### Entries shown:
##########

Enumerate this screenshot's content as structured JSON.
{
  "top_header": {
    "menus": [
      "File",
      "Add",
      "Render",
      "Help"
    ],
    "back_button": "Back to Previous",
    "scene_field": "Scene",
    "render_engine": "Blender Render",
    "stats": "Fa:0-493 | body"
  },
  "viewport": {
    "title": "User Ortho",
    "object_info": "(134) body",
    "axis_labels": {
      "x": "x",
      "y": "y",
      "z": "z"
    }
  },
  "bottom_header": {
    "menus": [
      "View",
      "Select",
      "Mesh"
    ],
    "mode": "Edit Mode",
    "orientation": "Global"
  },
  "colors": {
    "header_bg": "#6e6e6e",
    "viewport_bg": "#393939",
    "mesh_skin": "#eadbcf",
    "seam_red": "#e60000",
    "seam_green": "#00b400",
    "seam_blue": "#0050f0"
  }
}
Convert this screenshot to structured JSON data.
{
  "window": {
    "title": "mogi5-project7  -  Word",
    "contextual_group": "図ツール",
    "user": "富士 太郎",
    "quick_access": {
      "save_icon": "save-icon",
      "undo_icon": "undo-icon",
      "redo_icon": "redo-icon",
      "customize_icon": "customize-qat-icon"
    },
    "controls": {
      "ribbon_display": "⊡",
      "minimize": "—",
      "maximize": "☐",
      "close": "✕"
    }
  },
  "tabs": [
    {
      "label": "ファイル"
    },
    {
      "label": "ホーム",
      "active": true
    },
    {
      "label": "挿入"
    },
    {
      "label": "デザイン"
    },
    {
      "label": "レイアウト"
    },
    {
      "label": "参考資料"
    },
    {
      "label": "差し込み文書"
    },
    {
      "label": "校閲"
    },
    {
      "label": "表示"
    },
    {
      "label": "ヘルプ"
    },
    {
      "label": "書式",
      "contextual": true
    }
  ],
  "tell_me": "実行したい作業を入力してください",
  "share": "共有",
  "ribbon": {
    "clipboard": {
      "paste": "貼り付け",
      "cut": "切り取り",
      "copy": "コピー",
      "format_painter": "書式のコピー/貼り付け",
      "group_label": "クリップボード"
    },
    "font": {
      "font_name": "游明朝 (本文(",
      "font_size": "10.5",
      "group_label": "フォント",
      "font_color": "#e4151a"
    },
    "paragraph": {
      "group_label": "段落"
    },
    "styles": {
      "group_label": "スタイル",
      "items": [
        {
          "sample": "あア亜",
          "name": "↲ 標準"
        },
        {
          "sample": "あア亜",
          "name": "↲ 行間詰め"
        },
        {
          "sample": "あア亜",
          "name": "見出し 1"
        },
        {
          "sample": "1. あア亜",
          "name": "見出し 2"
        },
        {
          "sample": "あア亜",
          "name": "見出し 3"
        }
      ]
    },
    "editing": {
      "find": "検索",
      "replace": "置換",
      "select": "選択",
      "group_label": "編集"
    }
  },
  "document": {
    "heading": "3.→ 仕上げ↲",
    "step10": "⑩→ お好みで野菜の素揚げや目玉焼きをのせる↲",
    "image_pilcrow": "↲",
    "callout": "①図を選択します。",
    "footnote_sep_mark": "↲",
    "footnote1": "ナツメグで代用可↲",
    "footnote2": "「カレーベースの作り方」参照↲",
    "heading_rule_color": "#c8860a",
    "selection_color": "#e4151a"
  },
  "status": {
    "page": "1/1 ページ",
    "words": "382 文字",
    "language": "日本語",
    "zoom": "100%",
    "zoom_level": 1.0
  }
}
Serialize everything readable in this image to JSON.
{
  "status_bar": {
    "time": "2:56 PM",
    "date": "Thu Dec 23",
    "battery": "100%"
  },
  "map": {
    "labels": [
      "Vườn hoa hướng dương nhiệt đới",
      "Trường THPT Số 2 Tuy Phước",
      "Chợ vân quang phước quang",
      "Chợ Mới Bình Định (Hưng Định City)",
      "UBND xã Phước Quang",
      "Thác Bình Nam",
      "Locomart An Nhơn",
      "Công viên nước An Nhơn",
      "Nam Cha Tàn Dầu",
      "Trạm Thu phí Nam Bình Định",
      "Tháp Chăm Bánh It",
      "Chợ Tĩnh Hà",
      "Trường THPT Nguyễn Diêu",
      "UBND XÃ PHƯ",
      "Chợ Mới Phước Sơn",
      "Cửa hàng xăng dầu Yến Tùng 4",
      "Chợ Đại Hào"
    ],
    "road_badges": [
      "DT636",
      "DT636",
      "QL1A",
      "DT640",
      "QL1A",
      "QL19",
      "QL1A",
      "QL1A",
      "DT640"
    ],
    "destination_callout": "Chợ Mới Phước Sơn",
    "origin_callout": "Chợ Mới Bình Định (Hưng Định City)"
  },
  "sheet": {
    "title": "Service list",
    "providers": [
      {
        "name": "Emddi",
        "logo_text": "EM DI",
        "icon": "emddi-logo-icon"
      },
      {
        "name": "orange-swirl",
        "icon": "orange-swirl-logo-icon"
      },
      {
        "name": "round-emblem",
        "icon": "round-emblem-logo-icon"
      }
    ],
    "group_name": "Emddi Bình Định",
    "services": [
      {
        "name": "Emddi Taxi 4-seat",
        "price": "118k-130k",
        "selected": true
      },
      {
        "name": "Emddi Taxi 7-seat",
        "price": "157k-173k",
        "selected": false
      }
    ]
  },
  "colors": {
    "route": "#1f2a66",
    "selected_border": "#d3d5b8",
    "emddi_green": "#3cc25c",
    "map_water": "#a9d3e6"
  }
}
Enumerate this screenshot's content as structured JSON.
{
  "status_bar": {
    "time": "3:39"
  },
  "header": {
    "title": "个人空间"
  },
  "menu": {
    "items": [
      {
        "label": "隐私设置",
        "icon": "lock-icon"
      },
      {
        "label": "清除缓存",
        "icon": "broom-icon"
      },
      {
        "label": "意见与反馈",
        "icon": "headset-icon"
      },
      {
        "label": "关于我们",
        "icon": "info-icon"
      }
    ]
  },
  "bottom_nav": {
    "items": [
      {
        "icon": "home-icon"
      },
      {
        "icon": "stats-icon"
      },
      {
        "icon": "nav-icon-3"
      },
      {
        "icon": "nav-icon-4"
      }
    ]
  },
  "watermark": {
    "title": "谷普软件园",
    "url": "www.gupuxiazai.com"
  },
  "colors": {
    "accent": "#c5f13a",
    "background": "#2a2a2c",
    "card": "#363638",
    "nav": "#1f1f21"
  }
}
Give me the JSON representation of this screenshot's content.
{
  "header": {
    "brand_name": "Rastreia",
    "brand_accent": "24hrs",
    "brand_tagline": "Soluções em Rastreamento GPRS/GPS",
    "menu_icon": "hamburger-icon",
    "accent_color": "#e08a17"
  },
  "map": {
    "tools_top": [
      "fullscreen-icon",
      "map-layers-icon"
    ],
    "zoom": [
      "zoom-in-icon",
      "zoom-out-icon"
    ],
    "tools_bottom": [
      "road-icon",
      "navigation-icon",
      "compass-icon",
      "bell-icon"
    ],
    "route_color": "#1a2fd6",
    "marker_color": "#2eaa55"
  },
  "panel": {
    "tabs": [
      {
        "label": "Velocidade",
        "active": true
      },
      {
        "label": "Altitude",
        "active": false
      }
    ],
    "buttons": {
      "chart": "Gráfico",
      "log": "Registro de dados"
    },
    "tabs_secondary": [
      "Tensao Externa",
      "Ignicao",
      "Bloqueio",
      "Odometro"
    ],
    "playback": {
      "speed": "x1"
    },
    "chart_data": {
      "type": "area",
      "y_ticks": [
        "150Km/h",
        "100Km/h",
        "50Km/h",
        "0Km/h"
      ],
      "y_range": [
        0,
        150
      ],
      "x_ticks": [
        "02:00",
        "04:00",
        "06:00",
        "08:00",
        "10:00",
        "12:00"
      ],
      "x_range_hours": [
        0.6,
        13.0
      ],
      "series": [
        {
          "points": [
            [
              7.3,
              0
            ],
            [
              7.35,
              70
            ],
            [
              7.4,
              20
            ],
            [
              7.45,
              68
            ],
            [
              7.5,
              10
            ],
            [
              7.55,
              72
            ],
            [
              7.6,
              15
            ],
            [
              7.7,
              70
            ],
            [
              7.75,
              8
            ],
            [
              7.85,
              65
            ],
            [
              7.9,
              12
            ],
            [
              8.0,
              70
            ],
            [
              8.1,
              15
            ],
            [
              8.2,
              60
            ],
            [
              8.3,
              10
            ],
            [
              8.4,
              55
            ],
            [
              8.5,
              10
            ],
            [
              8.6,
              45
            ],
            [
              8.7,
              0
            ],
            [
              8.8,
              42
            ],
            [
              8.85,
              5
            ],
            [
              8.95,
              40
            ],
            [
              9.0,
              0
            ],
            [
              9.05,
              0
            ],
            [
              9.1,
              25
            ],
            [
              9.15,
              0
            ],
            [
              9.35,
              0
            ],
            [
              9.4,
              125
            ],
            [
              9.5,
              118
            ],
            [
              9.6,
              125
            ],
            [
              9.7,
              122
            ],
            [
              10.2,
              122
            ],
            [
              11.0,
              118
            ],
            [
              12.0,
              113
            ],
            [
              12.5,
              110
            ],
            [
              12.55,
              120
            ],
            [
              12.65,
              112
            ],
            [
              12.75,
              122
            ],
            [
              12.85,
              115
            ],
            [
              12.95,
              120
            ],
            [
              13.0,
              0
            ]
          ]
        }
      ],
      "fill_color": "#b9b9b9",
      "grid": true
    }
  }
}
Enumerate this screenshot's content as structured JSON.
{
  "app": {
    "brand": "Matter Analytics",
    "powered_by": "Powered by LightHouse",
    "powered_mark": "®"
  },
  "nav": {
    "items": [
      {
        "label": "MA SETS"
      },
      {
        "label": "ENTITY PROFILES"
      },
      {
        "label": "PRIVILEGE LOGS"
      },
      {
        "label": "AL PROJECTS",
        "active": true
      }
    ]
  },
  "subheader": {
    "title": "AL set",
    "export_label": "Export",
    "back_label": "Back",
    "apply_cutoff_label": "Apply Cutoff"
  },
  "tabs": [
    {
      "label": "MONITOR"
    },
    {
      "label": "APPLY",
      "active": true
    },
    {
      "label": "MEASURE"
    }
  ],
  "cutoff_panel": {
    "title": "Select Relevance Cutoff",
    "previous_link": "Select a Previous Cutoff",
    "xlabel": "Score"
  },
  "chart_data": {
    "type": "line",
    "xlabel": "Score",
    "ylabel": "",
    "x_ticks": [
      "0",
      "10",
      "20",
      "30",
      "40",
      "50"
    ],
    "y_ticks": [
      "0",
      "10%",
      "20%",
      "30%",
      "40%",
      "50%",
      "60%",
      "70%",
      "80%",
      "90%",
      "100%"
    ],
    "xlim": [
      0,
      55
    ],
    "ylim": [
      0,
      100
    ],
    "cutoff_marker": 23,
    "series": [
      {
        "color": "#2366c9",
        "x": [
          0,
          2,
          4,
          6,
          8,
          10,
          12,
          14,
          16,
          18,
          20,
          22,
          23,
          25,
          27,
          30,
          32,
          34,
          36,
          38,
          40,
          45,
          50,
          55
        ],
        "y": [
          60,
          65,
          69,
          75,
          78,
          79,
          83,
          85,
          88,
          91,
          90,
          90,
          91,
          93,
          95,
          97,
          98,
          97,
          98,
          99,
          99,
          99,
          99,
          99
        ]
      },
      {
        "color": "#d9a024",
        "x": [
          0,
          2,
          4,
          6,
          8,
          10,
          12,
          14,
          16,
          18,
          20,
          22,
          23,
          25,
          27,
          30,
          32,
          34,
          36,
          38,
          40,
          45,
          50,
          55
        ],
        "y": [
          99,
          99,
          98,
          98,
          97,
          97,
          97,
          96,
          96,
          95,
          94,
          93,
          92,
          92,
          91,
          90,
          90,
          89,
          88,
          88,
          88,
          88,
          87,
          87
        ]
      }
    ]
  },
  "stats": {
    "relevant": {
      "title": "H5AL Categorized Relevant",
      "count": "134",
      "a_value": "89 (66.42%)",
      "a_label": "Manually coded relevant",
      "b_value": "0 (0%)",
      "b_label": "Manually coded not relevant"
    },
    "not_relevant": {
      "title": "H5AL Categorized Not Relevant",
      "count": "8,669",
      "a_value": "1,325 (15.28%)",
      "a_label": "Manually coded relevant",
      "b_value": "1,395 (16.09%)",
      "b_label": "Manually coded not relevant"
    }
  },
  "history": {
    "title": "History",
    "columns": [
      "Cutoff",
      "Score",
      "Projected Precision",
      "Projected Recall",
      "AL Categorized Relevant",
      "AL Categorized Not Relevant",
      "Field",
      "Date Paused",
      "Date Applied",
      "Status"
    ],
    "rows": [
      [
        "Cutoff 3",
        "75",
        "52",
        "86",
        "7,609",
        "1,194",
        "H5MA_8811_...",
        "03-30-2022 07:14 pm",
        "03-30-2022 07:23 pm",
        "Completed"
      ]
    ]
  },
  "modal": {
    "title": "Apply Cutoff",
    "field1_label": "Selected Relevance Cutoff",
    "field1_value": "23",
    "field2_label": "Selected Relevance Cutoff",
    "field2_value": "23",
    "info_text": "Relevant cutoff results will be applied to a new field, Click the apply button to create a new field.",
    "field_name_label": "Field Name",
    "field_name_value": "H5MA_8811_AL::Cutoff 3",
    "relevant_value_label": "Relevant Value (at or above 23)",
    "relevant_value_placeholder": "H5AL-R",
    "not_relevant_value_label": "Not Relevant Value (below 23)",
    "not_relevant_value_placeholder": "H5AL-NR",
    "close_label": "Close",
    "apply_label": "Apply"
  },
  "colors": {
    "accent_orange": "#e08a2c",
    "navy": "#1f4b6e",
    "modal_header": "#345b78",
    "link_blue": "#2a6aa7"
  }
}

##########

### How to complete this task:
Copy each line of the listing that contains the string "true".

### Output for this exercise:
      "active": true
      "contextual": true
        "selected": true
        "active": true
      "grid": true
        "active": true
      "active": true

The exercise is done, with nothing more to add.